13 Band Reconfiguration Full Funding of Relocation Costs Nextel must pay for 800 MHz incumbent relocation costs and must secure a letter of credit in the amount of $2.5 billion to ensure adequate funding of 800 MHz reconfiguration. Nextel must provide 800 MHz relocated public safety licensees and other 800 MHz incumbents with comparable facilities. All channel changes necessary to implement band reconfiguration will be paid by Nextel.
14 Band Reconfiguration True-Up Process To ensure that Nextel is treated equitably for its spectral and financial contributions, Nextel will obtain the right to operate on two five-MHz blocks at 1.9 GHz, subject to certain conditions. The Commission will credit Nextel for the value of the spectrum rights that Nextel has relinquished and its actual costs incurred in 800 MHz band reconfiguration and clearing the 1.9 GHz band. To the extent that these combined credits total less than the determined value of the 1.9 GHz spectrum rights, Nextel will make a payment to the United States Treasury at the conclusion of the relocation process equal to the difference.

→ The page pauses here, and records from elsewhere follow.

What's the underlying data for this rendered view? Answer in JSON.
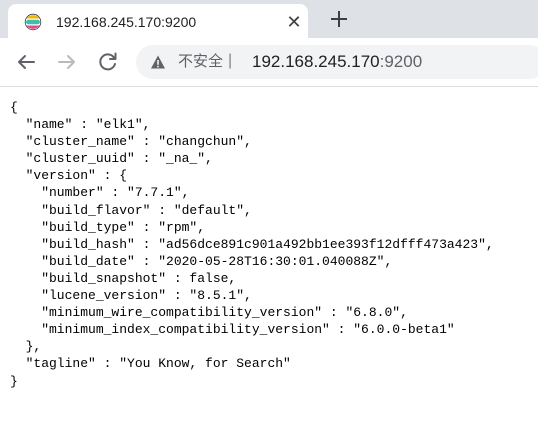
{
  "browser": {
    "tab": {
      "title": "192.168.245.170:9200",
      "close_glyph": "✕",
      "new_tab_glyph": "+"
    },
    "toolbar": {
      "security_label": "不安全",
      "separator": "|",
      "url_host": "192.168.245.170",
      "url_port": ":9200"
    },
    "icons": [
      "elastic-favicon-icon",
      "close-icon",
      "plus-icon",
      "back-arrow-icon",
      "forward-arrow-icon",
      "reload-icon",
      "warning-icon"
    ]
  },
  "json_lines": [
    "{",
    "  \"name\" : \"elk1\",",
    "  \"cluster_name\" : \"changchun\",",
    "  \"cluster_uuid\" : \"_na_\",",
    "  \"version\" : {",
    "    \"number\" : \"7.7.1\",",
    "    \"build_flavor\" : \"default\",",
    "    \"build_type\" : \"rpm\",",
    "    \"build_hash\" : \"ad56dce891c901a492bb1ee393f12dfff473a423\",",
    "    \"build_date\" : \"2020-05-28T16:30:01.040088Z\",",
    "    \"build_snapshot\" : false,",
    "    \"lucene_version\" : \"8.5.1\",",
    "    \"minimum_wire_compatibility_version\" : \"6.8.0\",",
    "    \"minimum_index_compatibility_version\" : \"6.0.0-beta1\"",
    "  },",
    "  \"tagline\" : \"You Know, for Search\"",
    "}"
  ]
}
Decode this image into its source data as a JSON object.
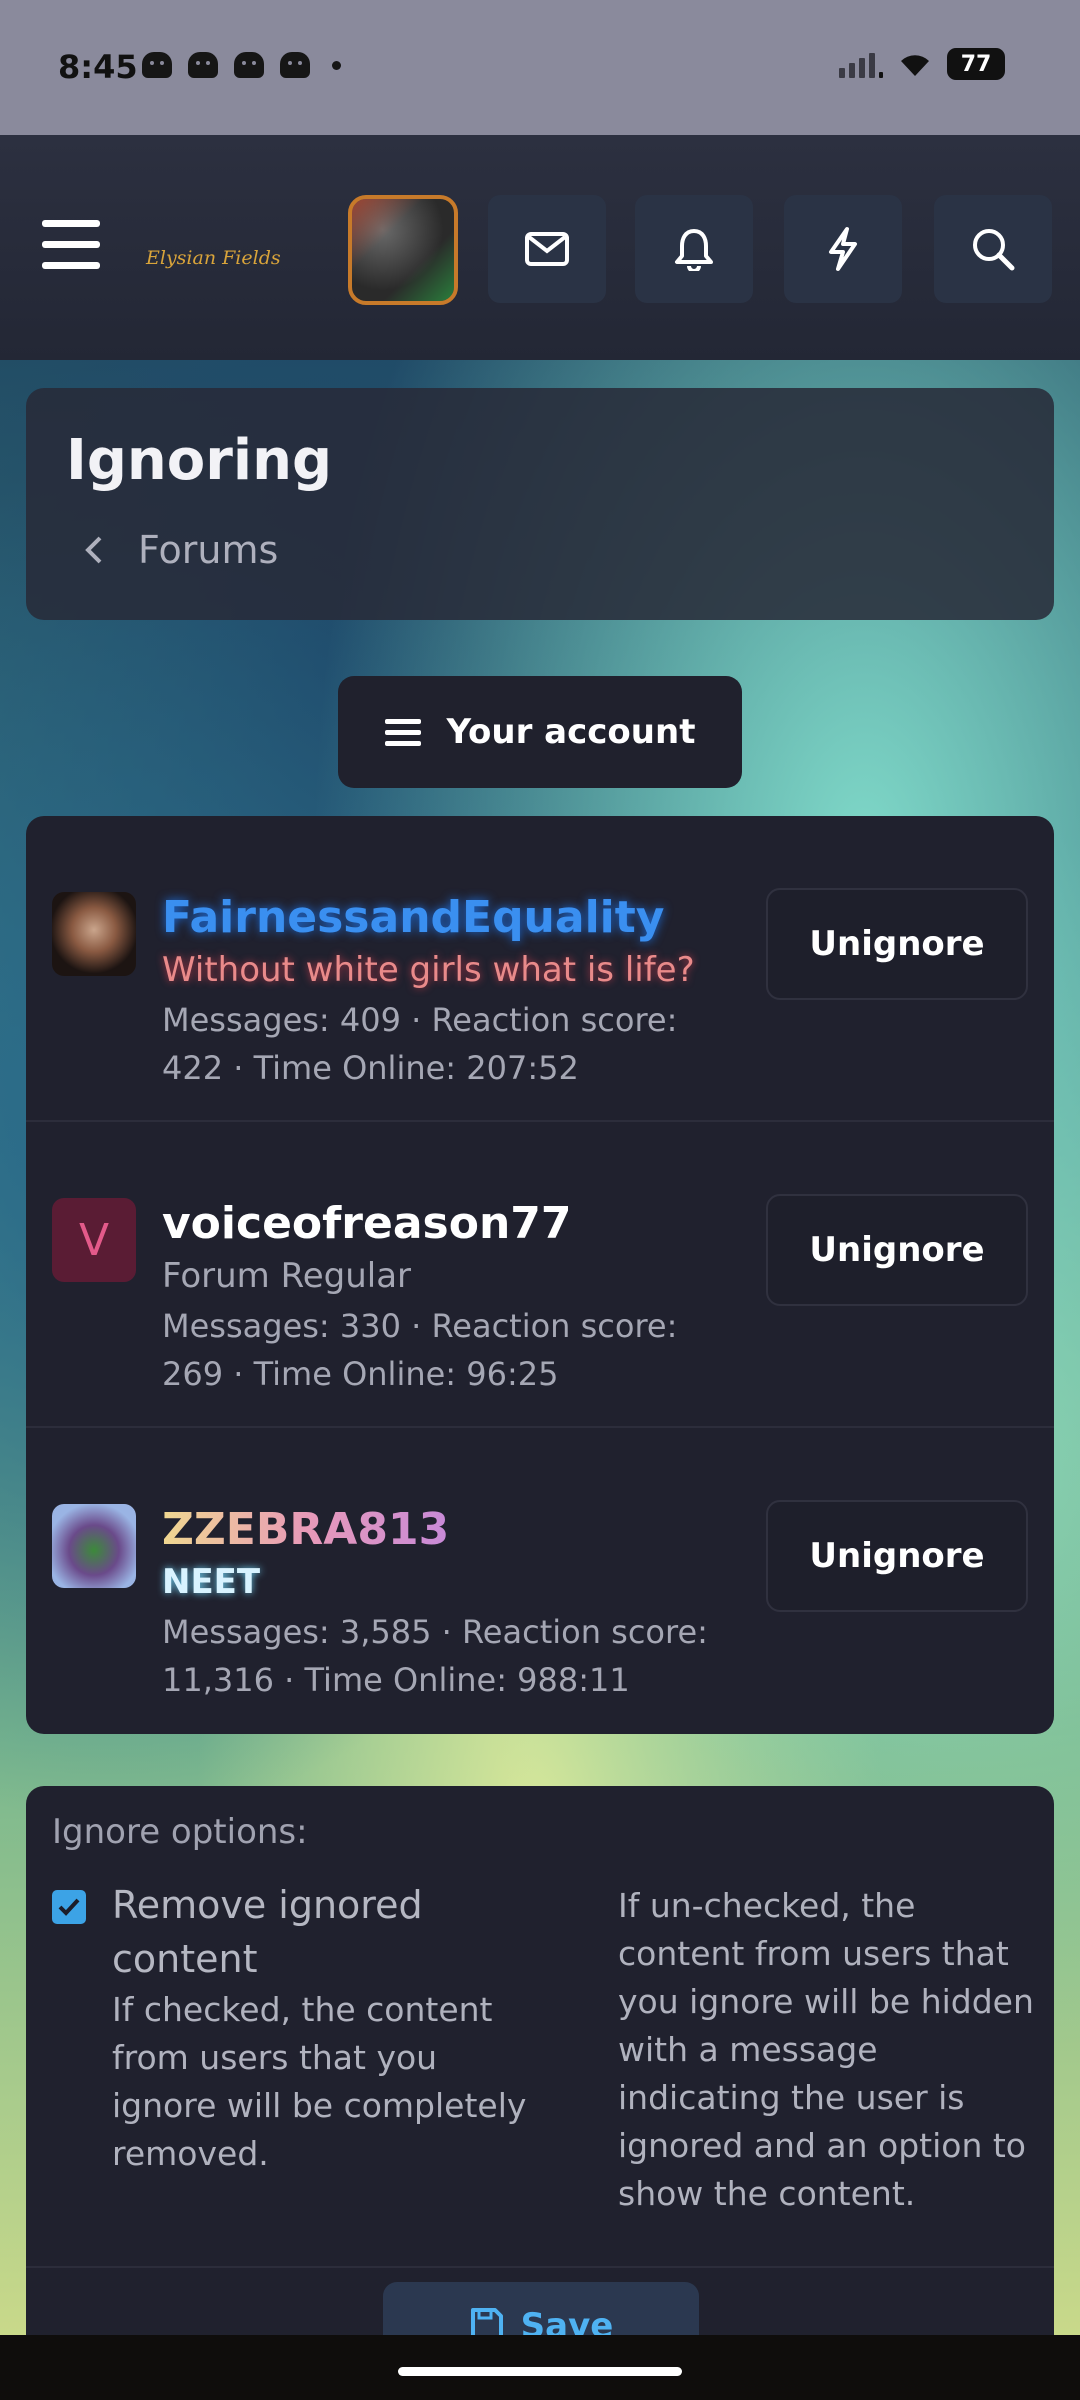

15 Band Reconfiguration Transition Administrator To ensure a smooth transition to the new 800 MHz band plan, the relocation process will be managed by an independent Transition Administrator. The independent TA will: oversee the administrative and financial aspects of the band reconfiguration process provide accountability ensure that reconfiguration is achieved with minimal disruption to licensees, particularly public safety entities authorize disbursement of funds for band reconfiguration based on requests for payment by affected parties resolve relocation disputes. TA decisions will be subject to de novo review by the Commission.
16 Band Reconfiguration Timeframe The Transition Administrator must be selected by October 10, 2004. Within 30 days of the Transition Administrator’s selection, the TA will provide the Commission with a schedule detailing when band reconfiguration shall commence for each NPSPAC Region. Once the “rebanding clock” is started, band reconfiguration must be completed within 36 months.
17 Band Reconfiguration Step-by-Step Relocation Process TA notifies a licensee of the need to relocate. Cost of relocation is estimated and submitted to the Transition Administrator or directly to Nextel (licensee will be paid for the cost of producing the estimate). Relocation funds, backed by the $2.5 billion Letter of Credit are disbursed to the entity contracted to reconfigure the licensee’s system. Any disputes are referred to the Transition Administrator. Licensee begins operation on the new channel.
18 Conclusion For More Information: Text of the 800 MHz Decision: http://hraunfoss.fcc.gov/edocs_public/attachmatch/FCC-04-168A1.pdf (pdf format) http://hraunfoss.fcc.gov/edocs_public/attachmatch/FCC-04-168A1.doc (Word format) FCC Wireless Telecommunications Bureau: http://wireless.fcc.gov/ http://wireless.fcc.gov/publicsafety/ http://wireless.fcc.gov/publicsafety/800MHz/bandinterference.html
19 Improving Public Safety Communications in the 800 MHz Band (WT Docket No. 02-55) Catherine W. Seidel, Deputy Chief Wireless Telecommunications Bureau Federal Communications Commission